In the heart of Beaumont Leys, Leicester, a remarkable transformation is taking place. The once-neglected plot of land, now known as The Urban Garden, is emerging as a symbol of hope and community resilience. This transformation is the result of collaborative efforts from various organisations, including the Cooke E-Learning Foundation (E2), Enstruct, The Conservation Volunteers, and the local business Samworth Brothers. In this article, we explore the key themes and insights from Adriana Massidda's paper, (see link at the end of this article), along with co-authors Can Ozerdem and Nwakaego Onyenokporo, shedding light on the inspiring story of The Urban Garden.

Fig. 1. The site after the first rearrangements of hardcore and rubble. Credits: Nwakaego Onyenokporo and Robert Dargue, June 2022

Community-Led Transformation: The Urban Garden project is a shining example of a community-led transformation. Residents of Beaumont Leys, with support from E2 and other NGOs, envisioned repurposing a derelict site. Initially considering a sports field, the local council suggested a garden instead. This shift in focus from sports to greenery highlights the adaptability and responsiveness of community initiatives.

Reusing Waste and Sustainable Practices: The project's sustainable ethos is striking. Rather than disposing of waste materials, volunteers reused them on-site. This eco-conscious approach not only reduced costs but also minimised the environmental impact of the project. Rainwater collection systems, vegetable patches, and a sensory area showcase the garden's commitment to sustainable practices.

Empowering the Community: The Urban Garden extends beyond greenery. It serves as a space for education and skill development. Information boards with QR codes provide valuable insights, and the process of designing and maintaining the garden empowers volunteers to expand their skills, enhancing their employability. This commitment to knowledge sharing strengthens community bonds.

Addressing Environmental Challenges: The project also faced environmental challenges, particularly soil contamination. Collaborating with researchers from the Health and Life Sciences faculty of De Montfort University, the team conducted soil analysis. While they discovered higher levels of metals than ideal, the bioavailability of these metals was crucial in assessing potential harm.

Fig. 2. Urban Garden layout. Credits: Enstruct, May 2022.
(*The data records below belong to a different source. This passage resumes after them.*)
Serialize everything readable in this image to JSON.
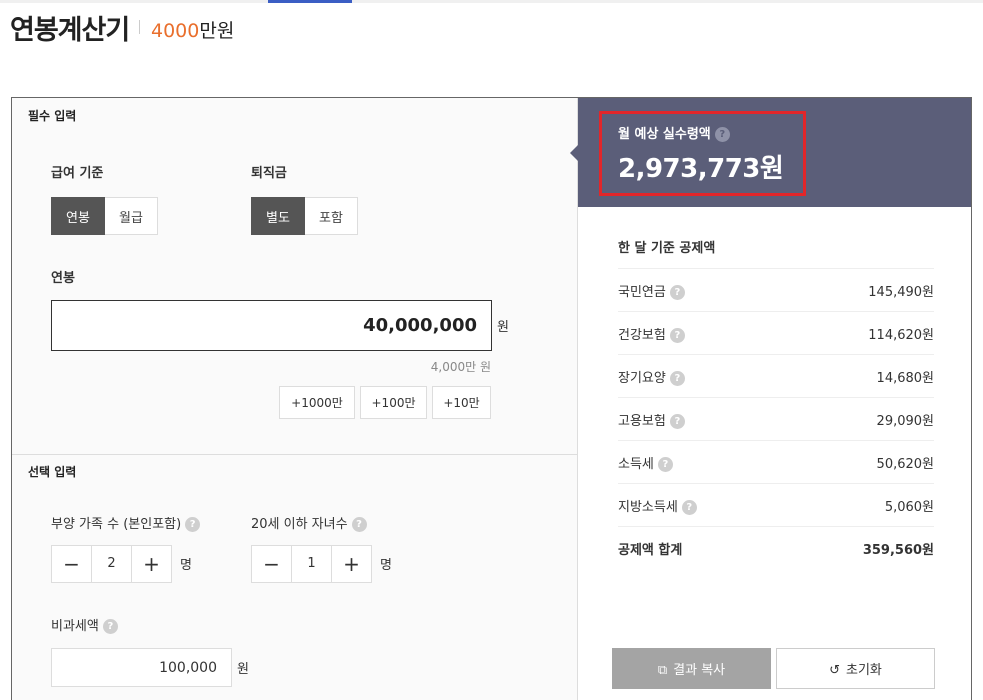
{
  "header": {
    "title": "연봉계산기",
    "amount_number": "4000",
    "amount_unit": "만원"
  },
  "required": {
    "section_label": "필수 입력",
    "salary_basis": {
      "label": "급여 기준",
      "options": [
        "연봉",
        "월급"
      ],
      "selected": "연봉"
    },
    "severance": {
      "label": "퇴직금",
      "options": [
        "별도",
        "포함"
      ],
      "selected": "별도"
    },
    "salary": {
      "label": "연봉",
      "value": "40,000,000",
      "unit": "원",
      "hint": "4,000만 원",
      "quick_buttons": [
        "+1000만",
        "+100만",
        "+10만"
      ]
    }
  },
  "optional": {
    "section_label": "선택 입력",
    "dependents": {
      "label": "부양 가족 수 (본인포함)",
      "value": "2",
      "unit": "명"
    },
    "children": {
      "label": "20세 이하 자녀수",
      "value": "1",
      "unit": "명"
    },
    "nontaxable": {
      "label": "비과세액",
      "value": "100,000",
      "unit": "원"
    }
  },
  "result": {
    "label": "월 예상 실수령액",
    "value": "2,973,773원",
    "deduction_title": "한 달 기준 공제액",
    "deductions": [
      {
        "name": "국민연금",
        "amount": "145,490원"
      },
      {
        "name": "건강보험",
        "amount": "114,620원"
      },
      {
        "name": "장기요양",
        "amount": "14,680원"
      },
      {
        "name": "고용보험",
        "amount": "29,090원"
      },
      {
        "name": "소득세",
        "amount": "50,620원"
      },
      {
        "name": "지방소득세",
        "amount": "5,060원"
      }
    ],
    "total": {
      "name": "공제액 합계",
      "amount": "359,560원"
    },
    "copy_label": "결과 복사",
    "reset_label": "초기화"
  },
  "icons": {
    "help": "?",
    "minus": "−",
    "plus": "+",
    "copy": "⧉",
    "reset": "↺"
  },
  "colors": {
    "accent": "#e96f2d",
    "result_bg": "#5b5e79",
    "highlight": "#e2262a",
    "selected": "#555555"
  }
}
Micro-Scale Actions for Macro Impact: Adriana Massidda's paper (see link below) emphasises the potential of micro-scale actions to drive change in disadvantaged communities like Beaumont Leys. While broader issues of stigmatisation, pollution, and poverty persist, The Urban Garden's creation fosters community ties and offers a sense of hope for the area's prosperity.

Fig. 3. Urban Garden September 2023. Credits: Martin Buchanan.

Conclusion: The story of The Urban Garden is a testament to the power of collaboration, sustainability, and community engagement. It exemplifies how a neglected piece of land can become a vibrant, educational, and environmentally conscious space that empowers residents and revitalises a community. Adriana Massidda's paper, along with co-authors Can Ozerdem and Nwakaego Onyenokporo, sheds light on the transformative journey of The Urban Garden in Beaumont Leys, reminding us that small actions can have a big impact on urban spaces and the people who inhabit them.